For more than a decade, police in Coatesville, Pa., bred antipathy on the town’s largely black east side with aggressive tactics that featured some of the highest arrest rates in Pennsylvania – and the nation – for minor crimes such as disorderly conduct and violating curfew, says the Philadelphia Inquirer in the third of a series. Coatesville’s story is similar to those of other small, economically struggling towns near Philadelphia. Undermanned, confronted with serious crime and dwindling resources, the largely white police forces in these cities fought back with blunt tactics to clear streets of drug dealers and idle teenagers.

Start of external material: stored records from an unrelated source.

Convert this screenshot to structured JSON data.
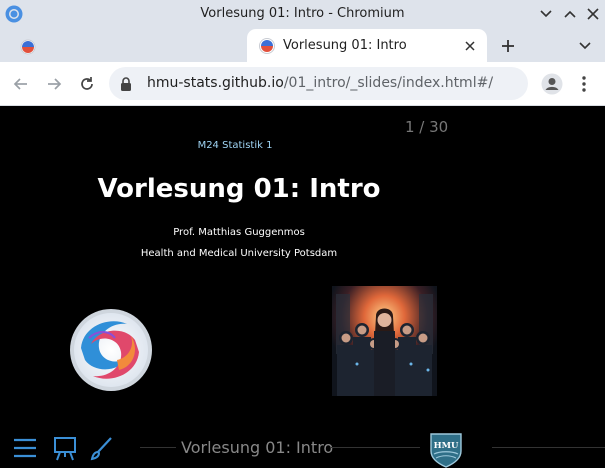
{
  "window": {
    "title": "Vorlesung 01: Intro - Chromium"
  },
  "tabs": {
    "active_title": "Vorlesung 01: Intro"
  },
  "toolbar": {
    "url_host": "hmu-stats.github.io",
    "url_path": "/01_intro/_slides/index.html#/"
  },
  "slide": {
    "counter": "1 / 30",
    "subtitle": "M24 Statistik 1",
    "title": "Vorlesung 01: Intro",
    "author": "Prof. Matthias Guggenmos",
    "affiliation": "Health and Medical University Potsdam",
    "footer_title": "Vorlesung 01: Intro",
    "badge_text": "HMU"
  },
  "colors": {
    "accent_blue": "#3b8fd6",
    "subtitle_blue": "#9fd4f4",
    "chrome_frame": "#dee3eb"
  },
  "icons": {
    "footer": [
      "menu-icon",
      "whiteboard-icon",
      "brush-icon"
    ]
  }
}
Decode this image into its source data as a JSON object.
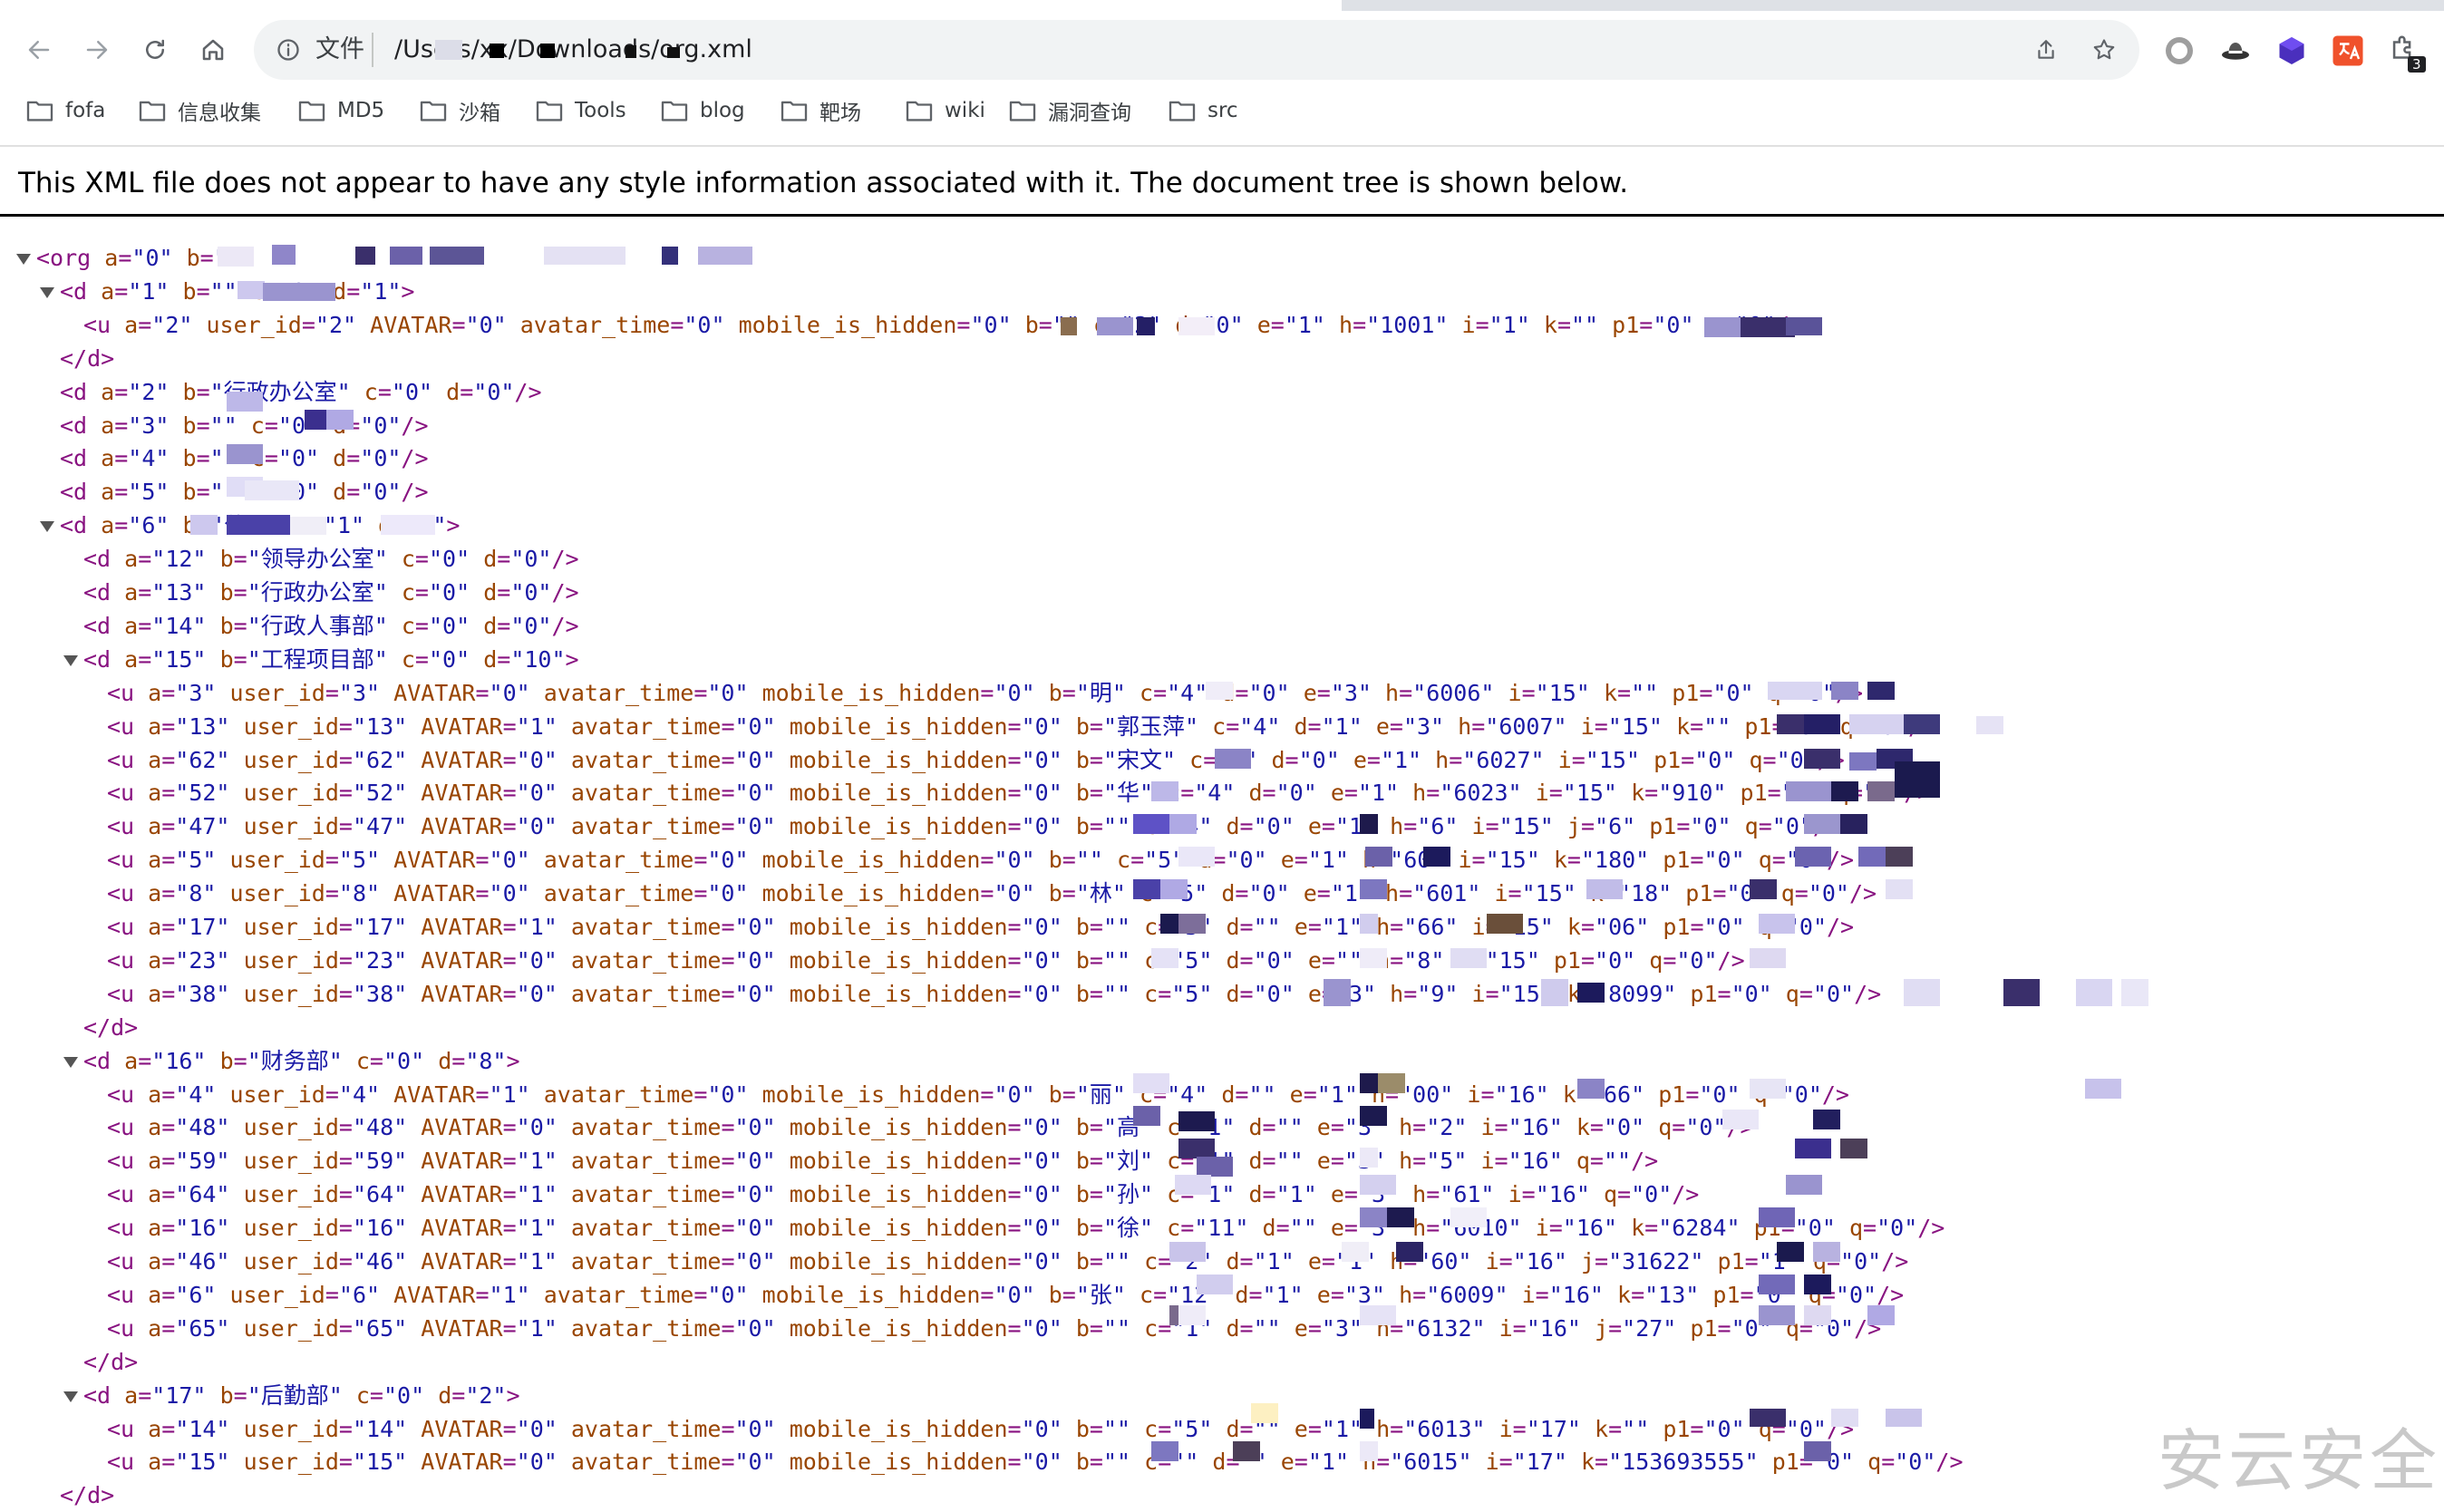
{
  "browser": {
    "omnibox": {
      "scheme_label": "文件",
      "url": "/Users/xx/Downloads/org.xml"
    },
    "bookmarks": [
      "fofa",
      "信息收集",
      "MD5",
      "沙箱",
      "Tools",
      "blog",
      "靶场",
      "wiki",
      "漏洞查询",
      "src"
    ],
    "extension_badge": "3"
  },
  "page": {
    "notice": "This XML file does not appear to have any style information associated with it. The document tree is shown below."
  },
  "xml_lines": [
    "<org a=\"0\" b=\"\">",
    "<d a=\"1\" b=\"\" c=\"0\" d=\"1\">",
    "<u a=\"2\" user_id=\"2\" AVATAR=\"0\" avatar_time=\"0\" mobile_is_hidden=\"0\" b=\"\" c=\"2\" d=\"0\" e=\"1\" h=\"1001\" i=\"1\" k=\"\" p1=\"0\" q=\"0\"/>",
    "</d>",
    "<d a=\"2\" b=\"行政办公室\" c=\"0\" d=\"0\"/>",
    "<d a=\"3\" b=\"\" c=\"0\" d=\"0\"/>",
    "<d a=\"4\" b=\"\" c=\"0\" d=\"0\"/>",
    "<d a=\"5\" b=\"\" c=\"0\" d=\"0\"/>",
    "<d a=\"6\" b=\"公司\" c=\"1\" d=\"0\">",
    "<d a=\"12\" b=\"领导办公室\" c=\"0\" d=\"0\"/>",
    "<d a=\"13\" b=\"行政办公室\" c=\"0\" d=\"0\"/>",
    "<d a=\"14\" b=\"行政人事部\" c=\"0\" d=\"0\"/>",
    "<d a=\"15\" b=\"工程项目部\" c=\"0\" d=\"10\">",
    "<u a=\"3\" user_id=\"3\" AVATAR=\"0\" avatar_time=\"0\" mobile_is_hidden=\"0\" b=\"明\" c=\"4\" d=\"0\" e=\"3\" h=\"6006\" i=\"15\" k=\"\" p1=\"0\" q=\"0\"/>",
    "<u a=\"13\" user_id=\"13\" AVATAR=\"1\" avatar_time=\"0\" mobile_is_hidden=\"0\" b=\"郭玉萍\" c=\"4\" d=\"1\" e=\"3\" h=\"6007\" i=\"15\" k=\"\" p1=\"0\" q=\"0\"/>",
    "<u a=\"62\" user_id=\"62\" AVATAR=\"0\" avatar_time=\"0\" mobile_is_hidden=\"0\" b=\"宋文\" c=\"4\" d=\"0\" e=\"1\" h=\"6027\" i=\"15\" p1=\"0\" q=\"0\"/>",
    "<u a=\"52\" user_id=\"52\" AVATAR=\"0\" avatar_time=\"0\" mobile_is_hidden=\"0\" b=\"华\" c=\"4\" d=\"0\" e=\"1\" h=\"6023\" i=\"15\" k=\"910\" p1=\"0\" q=\"0\"/>",
    "<u a=\"47\" user_id=\"47\" AVATAR=\"0\" avatar_time=\"0\" mobile_is_hidden=\"0\" b=\"\" c=\"4\" d=\"0\" e=\"1\" h=\"6\" i=\"15\" j=\"6\" p1=\"0\" q=\"0\"/>",
    "<u a=\"5\" user_id=\"5\" AVATAR=\"0\" avatar_time=\"0\" mobile_is_hidden=\"0\" b=\"\" c=\"5\" d=\"0\" e=\"1\" h=\"60\" i=\"15\" k=\"180\" p1=\"0\" q=\"0\"/>",
    "<u a=\"8\" user_id=\"8\" AVATAR=\"0\" avatar_time=\"0\" mobile_is_hidden=\"0\" b=\"林\" c=\"5\" d=\"0\" e=\"1\" h=\"601\" i=\"15\" k=\"18\" p1=\"0\" q=\"0\"/>",
    "<u a=\"17\" user_id=\"17\" AVATAR=\"1\" avatar_time=\"0\" mobile_is_hidden=\"0\" b=\"\" c=\"5\" d=\"\" e=\"1\" h=\"66\" i=\"15\" k=\"06\" p1=\"0\" q=\"0\"/>",
    "<u a=\"23\" user_id=\"23\" AVATAR=\"0\" avatar_time=\"0\" mobile_is_hidden=\"0\" b=\"\" c=\"5\" d=\"0\" e=\"\" h=\"8\" i=\"15\" p1=\"0\" q=\"0\"/>",
    "<u a=\"38\" user_id=\"38\" AVATAR=\"0\" avatar_time=\"0\" mobile_is_hidden=\"0\" b=\"\" c=\"5\" d=\"0\" e=\"3\" h=\"9\" i=\"15\" k=\"8099\" p1=\"0\" q=\"0\"/>",
    "</d>",
    "<d a=\"16\" b=\"财务部\" c=\"0\" d=\"8\">",
    "<u a=\"4\" user_id=\"4\" AVATAR=\"1\" avatar_time=\"0\" mobile_is_hidden=\"0\" b=\"丽\" c=\"4\" d=\"\" e=\"1\" h=\"00\" i=\"16\" k=\"66\" p1=\"0\" q=\"0\"/>",
    "<u a=\"48\" user_id=\"48\" AVATAR=\"0\" avatar_time=\"0\" mobile_is_hidden=\"0\" b=\"高\" c=\"1\" d=\"\" e=\"3\" h=\"2\" i=\"16\" k=\"0\" q=\"0\"/>",
    "<u a=\"59\" user_id=\"59\" AVATAR=\"1\" avatar_time=\"0\" mobile_is_hidden=\"0\" b=\"刘\" c=\"1\" d=\"\" e=\"3\" h=\"5\" i=\"16\" q=\"\"/>",
    "<u a=\"64\" user_id=\"64\" AVATAR=\"1\" avatar_time=\"0\" mobile_is_hidden=\"0\" b=\"孙\" c=\"1\" d=\"1\" e=\"3\" h=\"61\" i=\"16\" q=\"0\"/>",
    "<u a=\"16\" user_id=\"16\" AVATAR=\"1\" avatar_time=\"0\" mobile_is_hidden=\"0\" b=\"徐\" c=\"11\" d=\"\" e=\"3\" h=\"6010\" i=\"16\" k=\"6284\" p1=\"0\" q=\"0\"/>",
    "<u a=\"46\" user_id=\"46\" AVATAR=\"1\" avatar_time=\"0\" mobile_is_hidden=\"0\" b=\"\" c=\"2\" d=\"1\" e=\"1\" h=\"60\" i=\"16\" j=\"31622\" p1=\"1\" q=\"0\"/>",
    "<u a=\"6\" user_id=\"6\" AVATAR=\"1\" avatar_time=\"0\" mobile_is_hidden=\"0\" b=\"张\" c=\"12\" d=\"1\" e=\"3\" h=\"6009\" i=\"16\" k=\"13\" p1=\"0\" q=\"0\"/>",
    "<u a=\"65\" user_id=\"65\" AVATAR=\"1\" avatar_time=\"0\" mobile_is_hidden=\"0\" b=\"\" c=\"1\" d=\"\" e=\"3\" h=\"6132\" i=\"16\" j=\"27\" p1=\"0\" q=\"0\"/>",
    "</d>",
    "<d a=\"17\" b=\"后勤部\" c=\"0\" d=\"2\">",
    "<u a=\"14\" user_id=\"14\" AVATAR=\"0\" avatar_time=\"0\" mobile_is_hidden=\"0\" b=\"\" c=\"5\" d=\"\" e=\"1\" h=\"6013\" i=\"17\" k=\"\" p1=\"0\" q=\"0\"/>",
    "<u a=\"15\" user_id=\"15\" AVATAR=\"0\" avatar_time=\"0\" mobile_is_hidden=\"0\" b=\"\" c=\"\" d=\"\" e=\"1\" h=\"6015\" i=\"17\" k=\"153693555\" p1=\"0\" q=\"0\"/>",
    "</d>"
  ],
  "watermark": "安云安全"
}
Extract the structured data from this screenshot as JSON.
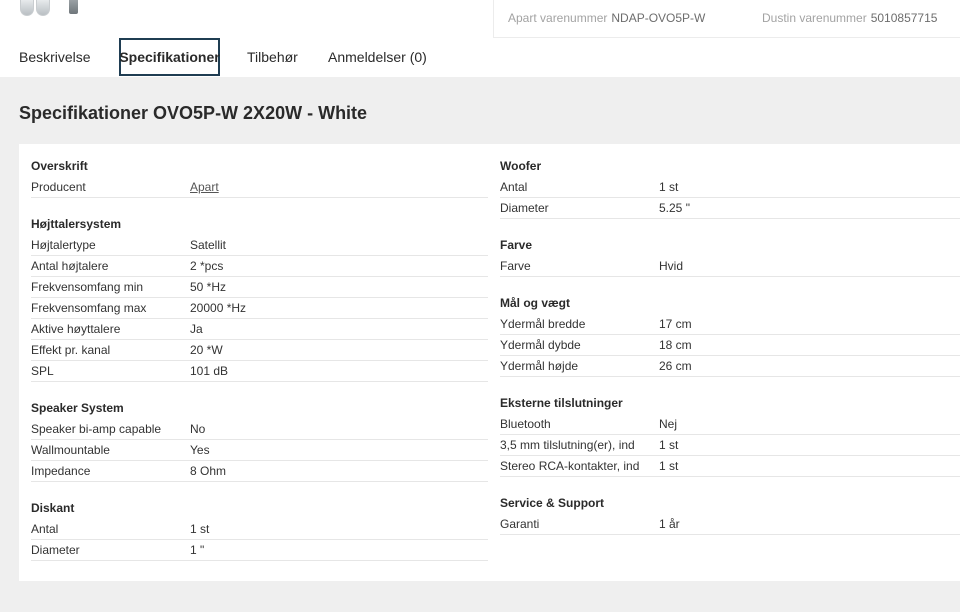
{
  "header": {
    "apart_label": "Apart varenummer",
    "apart_value": "NDAP-OVO5P-W",
    "dustin_label": "Dustin varenummer",
    "dustin_value": "5010857715"
  },
  "tabs": [
    {
      "label": "Beskrivelse"
    },
    {
      "label": "Specifikationer"
    },
    {
      "label": "Tilbehør"
    },
    {
      "label": "Anmeldelser (0)"
    }
  ],
  "page_title": "Specifikationer OVO5P-W 2X20W - White",
  "left_groups": [
    {
      "title": "Overskrift",
      "rows": [
        {
          "k": "Producent",
          "v": "Apart"
        }
      ]
    },
    {
      "title": "Højttalersystem",
      "rows": [
        {
          "k": "Højtalertype",
          "v": "Satellit"
        },
        {
          "k": "Antal højtalere",
          "v": "2 *pcs"
        },
        {
          "k": "Frekvensomfang min",
          "v": "50 *Hz"
        },
        {
          "k": "Frekvensomfang max",
          "v": "20000 *Hz"
        },
        {
          "k": "Aktive høyttalere",
          "v": "Ja"
        },
        {
          "k": "Effekt pr. kanal",
          "v": "20 *W"
        },
        {
          "k": "SPL",
          "v": "101 dB"
        }
      ]
    },
    {
      "title": "Speaker System",
      "rows": [
        {
          "k": "Speaker bi-amp capable",
          "v": "No"
        },
        {
          "k": "Wallmountable",
          "v": "Yes"
        },
        {
          "k": "Impedance",
          "v": "8 Ohm"
        }
      ]
    },
    {
      "title": "Diskant",
      "rows": [
        {
          "k": "Antal",
          "v": "1 st"
        },
        {
          "k": "Diameter",
          "v": "1 \""
        }
      ]
    }
  ],
  "right_groups": [
    {
      "title": "Woofer",
      "rows": [
        {
          "k": "Antal",
          "v": "1 st"
        },
        {
          "k": "Diameter",
          "v": "5.25 \""
        }
      ]
    },
    {
      "title": "Farve",
      "rows": [
        {
          "k": "Farve",
          "v": "Hvid"
        }
      ]
    },
    {
      "title": "Mål og vægt",
      "rows": [
        {
          "k": "Ydermål bredde",
          "v": "17 cm"
        },
        {
          "k": "Ydermål dybde",
          "v": "18 cm"
        },
        {
          "k": "Ydermål højde",
          "v": "26 cm"
        }
      ]
    },
    {
      "title": "Eksterne tilslutninger",
      "rows": [
        {
          "k": "Bluetooth",
          "v": "Nej"
        },
        {
          "k": "3,5 mm tilslutning(er), ind",
          "v": "1 st"
        },
        {
          "k": "Stereo RCA-kontakter, ind",
          "v": "1 st"
        }
      ]
    },
    {
      "title": "Service & Support",
      "rows": [
        {
          "k": "Garanti",
          "v": "1 år"
        }
      ]
    }
  ]
}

The Coatesville sweeps, aimed mainly at the black east side, inevitably snared many innocent people with the bad guys. Two years ago, the town’s growing African American population flexed its muscle and helped elect a new City Council, with a 5-2 black majority. Soon, the white police chief was gone, replaced by William Matthews, 61, an African American former street cop who had spent the last decade in a Washington think tank. Bursting with optimism and reform ideas, he declared a new day in this town of 11,000, with a retooled crime-fighting strategy built on strong links to neighborhoods. The tough streets of Coatesville are now a kind of laboratory, testing Matthews’ theories of police work against the hard realities of history and crime, poverty and small-town politics. The experiment’s outcome is still in doubt.